Twist mixture tightly with a large fork and transfer to serving plates. Serve with Pecorino Romano cheese.

11

05 2011

Learning Roman pastas (#1)

Much as we love Trastevere and its restaurants, one of our other favorite eating establishments is right on one of Rome’s most tourist-thronged plazas—just the type of location that we usually avoid at meal time. But when we stopped for coffee one morning at Ristorante-Caffè di Rienzo (Piazza del Pantheon 8/9, 06-686-9097, www.ristorantedirienzo.it), we struck up a conversation with Marianna Di Rienzo, whose father opened the restaurant in 1952. She even invited us to come back at dinner time so that the chef could show us how to prepare some classic Roman pasta dishes.

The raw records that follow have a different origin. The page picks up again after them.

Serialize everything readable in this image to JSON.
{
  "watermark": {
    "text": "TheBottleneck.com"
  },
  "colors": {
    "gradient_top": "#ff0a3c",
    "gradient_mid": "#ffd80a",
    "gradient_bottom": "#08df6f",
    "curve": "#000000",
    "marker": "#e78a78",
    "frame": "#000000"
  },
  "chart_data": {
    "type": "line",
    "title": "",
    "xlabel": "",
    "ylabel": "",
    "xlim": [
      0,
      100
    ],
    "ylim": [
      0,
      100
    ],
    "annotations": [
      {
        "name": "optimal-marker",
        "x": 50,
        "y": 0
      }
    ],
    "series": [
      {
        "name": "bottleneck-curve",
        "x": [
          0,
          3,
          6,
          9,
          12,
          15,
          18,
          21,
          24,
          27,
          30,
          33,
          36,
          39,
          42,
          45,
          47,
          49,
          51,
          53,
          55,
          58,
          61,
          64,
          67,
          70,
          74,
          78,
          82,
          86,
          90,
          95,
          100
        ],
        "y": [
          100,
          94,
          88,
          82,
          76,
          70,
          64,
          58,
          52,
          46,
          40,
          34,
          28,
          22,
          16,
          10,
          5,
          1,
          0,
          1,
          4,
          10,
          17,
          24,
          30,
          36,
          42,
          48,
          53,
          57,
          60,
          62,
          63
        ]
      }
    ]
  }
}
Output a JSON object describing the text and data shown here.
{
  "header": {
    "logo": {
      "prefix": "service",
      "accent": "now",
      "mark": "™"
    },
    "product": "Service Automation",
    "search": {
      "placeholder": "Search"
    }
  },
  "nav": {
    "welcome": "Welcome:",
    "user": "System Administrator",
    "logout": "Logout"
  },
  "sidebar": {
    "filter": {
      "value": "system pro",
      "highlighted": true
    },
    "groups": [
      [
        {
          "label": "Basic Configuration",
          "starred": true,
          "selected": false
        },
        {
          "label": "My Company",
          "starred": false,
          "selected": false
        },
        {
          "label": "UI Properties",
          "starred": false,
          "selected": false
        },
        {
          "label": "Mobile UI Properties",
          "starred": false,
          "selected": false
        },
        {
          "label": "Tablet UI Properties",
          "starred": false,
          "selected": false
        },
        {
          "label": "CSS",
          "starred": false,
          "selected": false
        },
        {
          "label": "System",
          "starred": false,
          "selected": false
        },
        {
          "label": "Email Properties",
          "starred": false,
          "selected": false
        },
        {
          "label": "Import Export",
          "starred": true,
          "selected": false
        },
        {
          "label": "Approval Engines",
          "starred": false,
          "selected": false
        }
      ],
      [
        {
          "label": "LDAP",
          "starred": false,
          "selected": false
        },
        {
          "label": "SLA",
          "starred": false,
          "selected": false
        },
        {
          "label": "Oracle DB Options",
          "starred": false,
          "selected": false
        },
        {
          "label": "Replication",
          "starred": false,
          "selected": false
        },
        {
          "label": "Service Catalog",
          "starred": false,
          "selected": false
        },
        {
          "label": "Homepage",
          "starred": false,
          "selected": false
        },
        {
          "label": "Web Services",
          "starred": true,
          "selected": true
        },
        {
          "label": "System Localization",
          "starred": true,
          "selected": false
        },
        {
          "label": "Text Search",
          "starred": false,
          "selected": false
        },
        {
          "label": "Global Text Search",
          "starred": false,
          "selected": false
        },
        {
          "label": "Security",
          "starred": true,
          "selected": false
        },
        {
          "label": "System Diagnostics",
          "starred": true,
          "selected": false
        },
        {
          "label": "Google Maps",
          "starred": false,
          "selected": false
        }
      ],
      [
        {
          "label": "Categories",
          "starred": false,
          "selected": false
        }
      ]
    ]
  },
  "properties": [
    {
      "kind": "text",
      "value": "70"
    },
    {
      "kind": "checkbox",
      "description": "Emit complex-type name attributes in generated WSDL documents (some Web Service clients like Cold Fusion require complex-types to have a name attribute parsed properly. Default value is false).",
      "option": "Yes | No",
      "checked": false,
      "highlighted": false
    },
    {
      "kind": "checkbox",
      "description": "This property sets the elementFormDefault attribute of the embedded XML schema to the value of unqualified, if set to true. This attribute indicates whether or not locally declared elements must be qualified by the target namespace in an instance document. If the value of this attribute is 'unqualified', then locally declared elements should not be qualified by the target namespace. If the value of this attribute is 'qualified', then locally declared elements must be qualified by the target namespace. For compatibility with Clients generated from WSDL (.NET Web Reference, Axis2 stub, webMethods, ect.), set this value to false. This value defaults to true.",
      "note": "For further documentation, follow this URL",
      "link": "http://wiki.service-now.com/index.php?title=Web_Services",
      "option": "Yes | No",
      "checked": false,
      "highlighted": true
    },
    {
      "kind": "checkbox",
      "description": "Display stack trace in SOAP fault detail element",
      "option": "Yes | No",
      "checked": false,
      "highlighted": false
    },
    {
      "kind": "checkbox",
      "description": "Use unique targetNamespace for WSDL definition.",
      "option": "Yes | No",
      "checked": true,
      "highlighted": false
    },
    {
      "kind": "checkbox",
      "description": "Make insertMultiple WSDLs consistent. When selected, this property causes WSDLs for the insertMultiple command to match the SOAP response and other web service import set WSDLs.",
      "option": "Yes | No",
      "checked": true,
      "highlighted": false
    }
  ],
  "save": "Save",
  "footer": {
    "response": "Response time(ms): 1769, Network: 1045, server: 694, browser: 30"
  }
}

Chef Alessandro Sillani has been with Di Rienzo for 15 years. When we returned around 6 p.m., he and his assistant Tsatsu Nicholas Awuku were not even breaking a sweat sending out dishes to early diners. They decided to demonstrate two of the simplest, but to our minds, most delicious of Roman preparations, cacio e pepe (or cheese and pepper), and amatriciana (tomato and lardons of cured pork cheek). They made both with the thick tubular pasta with a tiny hole in the middle called bucatini. In fact, the restaurant uses Barilla dried pasta, widely available in the U.S. The specific size that seems to be used all over Rome is Bucatini No. 9. Like many restaurants that serve a lot of pasta, Di Rienzo had converted deep-fry vats to boil salted water. The chefs could simply toss the portions of dried pasta into the fryer baskets, lifting and draining in a single motion when the pasta was al dente.

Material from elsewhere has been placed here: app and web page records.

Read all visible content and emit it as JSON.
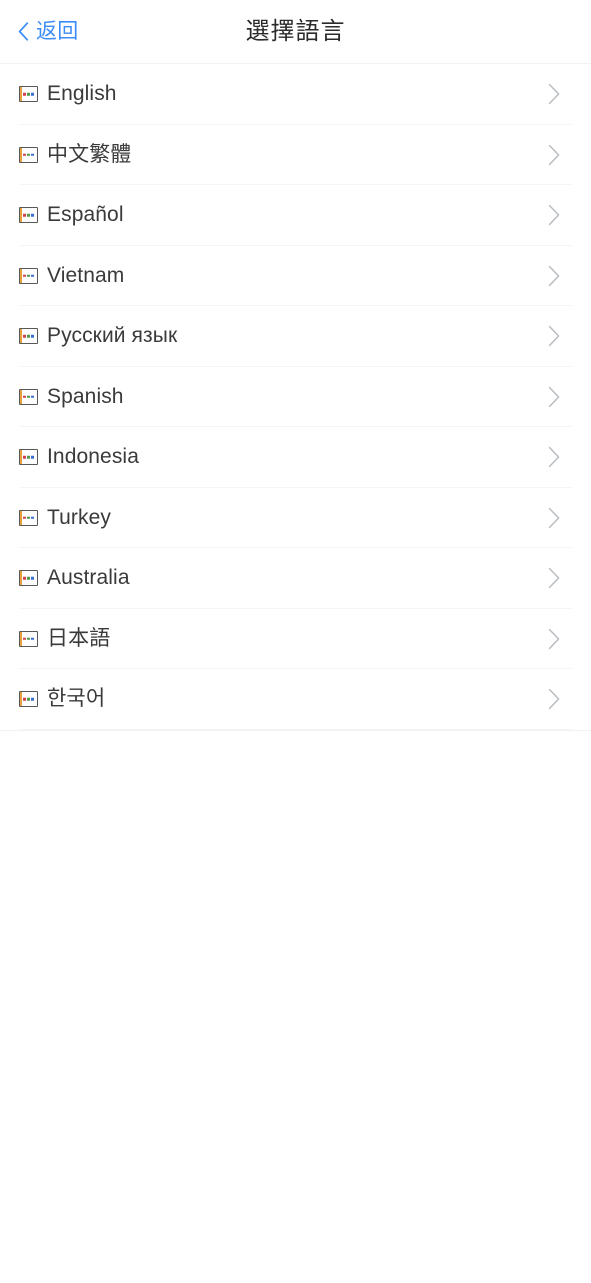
{
  "header": {
    "back_label": "返回",
    "back_icon": "chevron-left-icon",
    "title": "選擇語言",
    "accent_color": "#3c8cf8",
    "title_color": "#2b2b2b"
  },
  "list": {
    "row_icon": "broken-image-placeholder-icon",
    "row_accessory_icon": "chevron-right-icon",
    "divider_color": "#f4f5f6",
    "items": [
      {
        "label": "English"
      },
      {
        "label": "中文繁體"
      },
      {
        "label": "Español"
      },
      {
        "label": "Vietnam"
      },
      {
        "label": "Русский язык"
      },
      {
        "label": "Spanish"
      },
      {
        "label": "Indonesia"
      },
      {
        "label": "Turkey"
      },
      {
        "label": "Australia"
      },
      {
        "label": "日本語"
      },
      {
        "label": "한국어"
      }
    ]
  }
}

Awuku handled the cacio e pepe. He melted a gob of butter in a skillet, then mixed grated Pecorino Romano cheese and black pepper together in a stainless steel bowl. He poured in the melted butter, mixed well and checked the consistency. When it seemed a little dry, he added a drizzle of olive oil. Once the pasta was al dente (Romans prefer their pasta very firm), he added the hot pasta to the cheese mixture and tossed to coat. He twisted the unruly and springy pasta very tightly to form a nest, transferred it to a plate and then sprinkled on more cheese.

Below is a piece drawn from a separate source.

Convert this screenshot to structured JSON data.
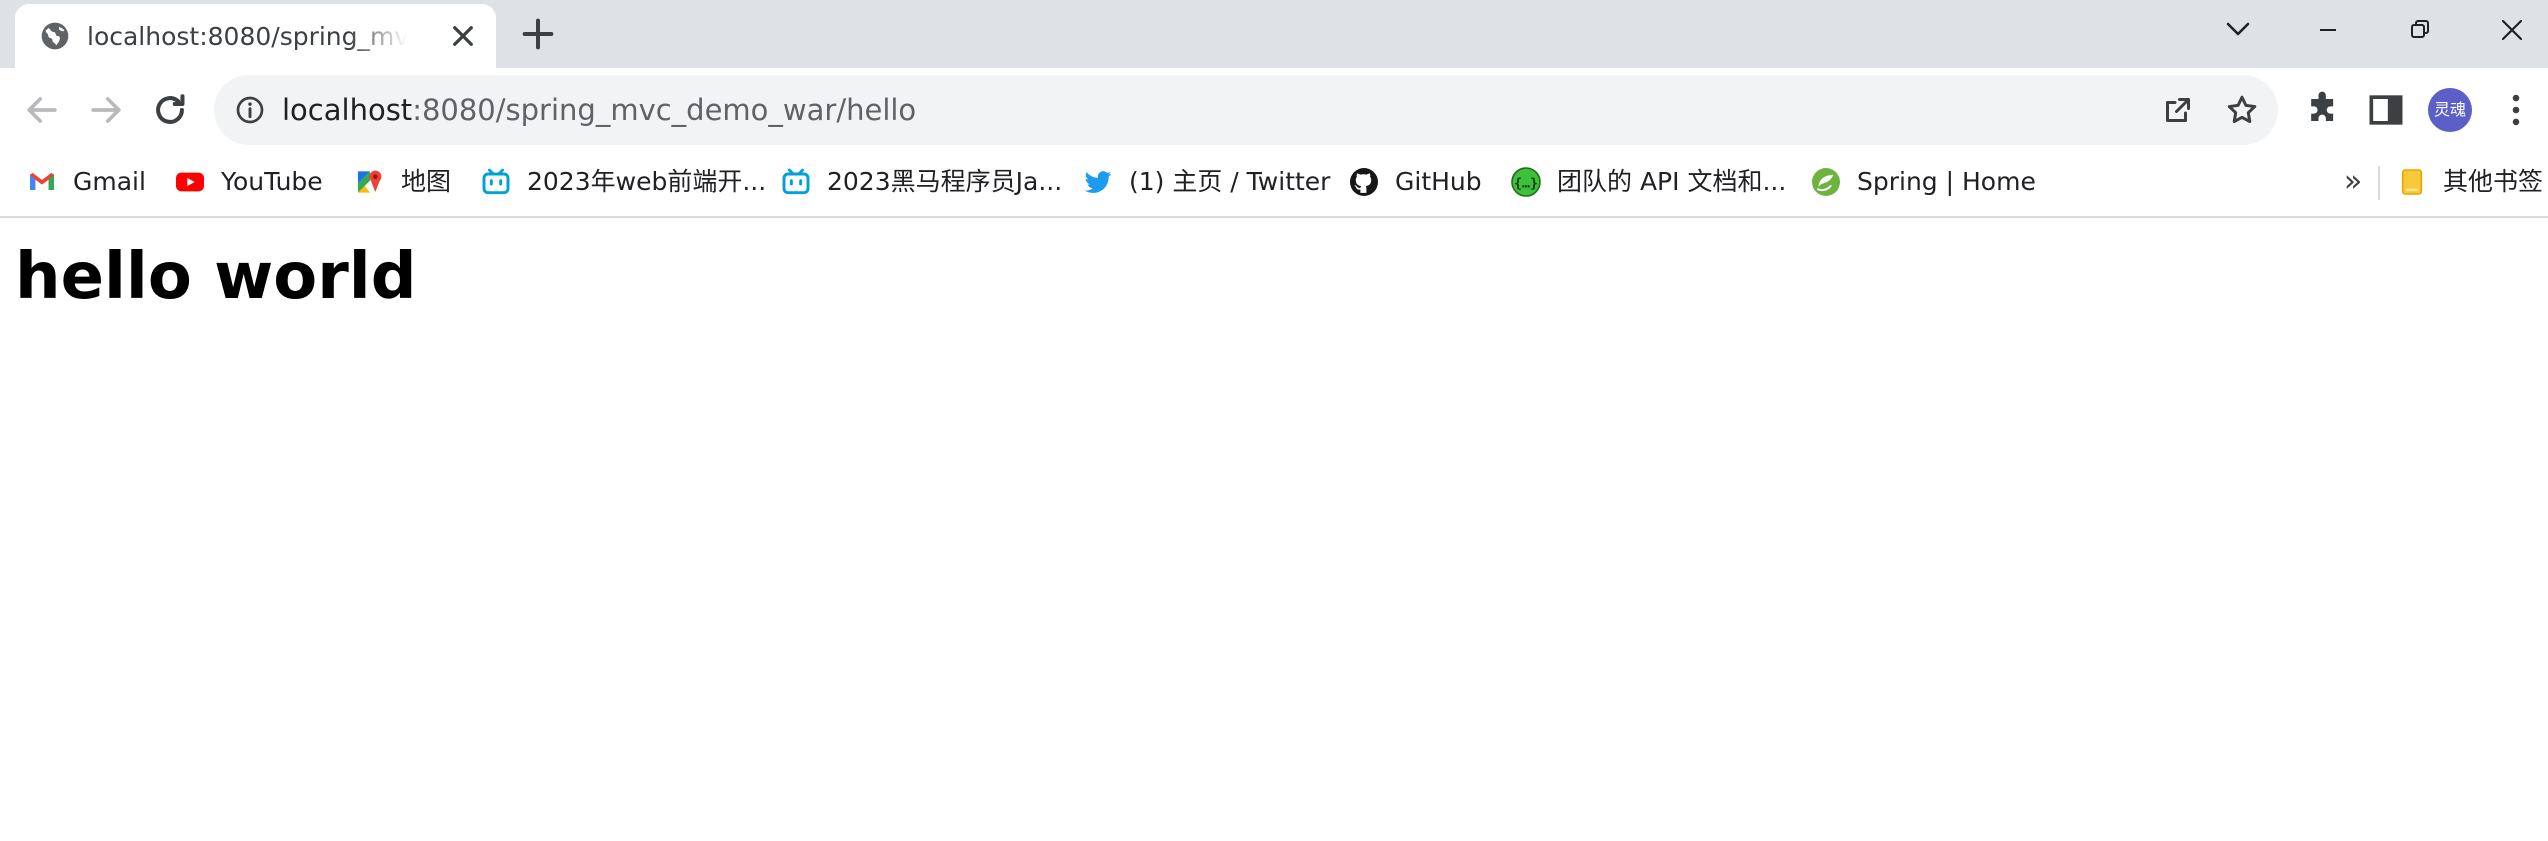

We ate our pastas at an outdoor table, looking at the classic facade of the Pantheon and listening to jazz being played by street musicians. It could not have been more charming, or, for that matter, romantic. And the pasta was delicious. We supplemented our meal with white wine and the superb breads and gelati that Di Rienzo makes in-house. It was humbling lesson that sometimes you can even get a terrific meal on the square with a tourist attraction.

BUCATINI CACIO E PEPE
We have adjusted this recipe to serve four as a pasta course or two as a main course.

Ingredients

1 lb. bucatini
1 cup freshly grated Pecorino Romano cheese
1 tablespoon freshly ground black pepper
4 tablespoons butter
olive oil as needed
extra Pecorino Romano to taste

Directions

1. Cook pasta about 10 minutes in salted water.

2. While pasta is cooking, combine black pepper and grated cheese. Melt butter and add to cheese mixture, stirring well to combine. Add olive oil as needed to create a thick cheese sauce.

3. When pasta is cooked firm, drain and add to bowl of cheese sauce. Toss to coat.

4. Place on plate with large fork, twisting mixture tightly. Add extra cheese to taste.

30

04 2011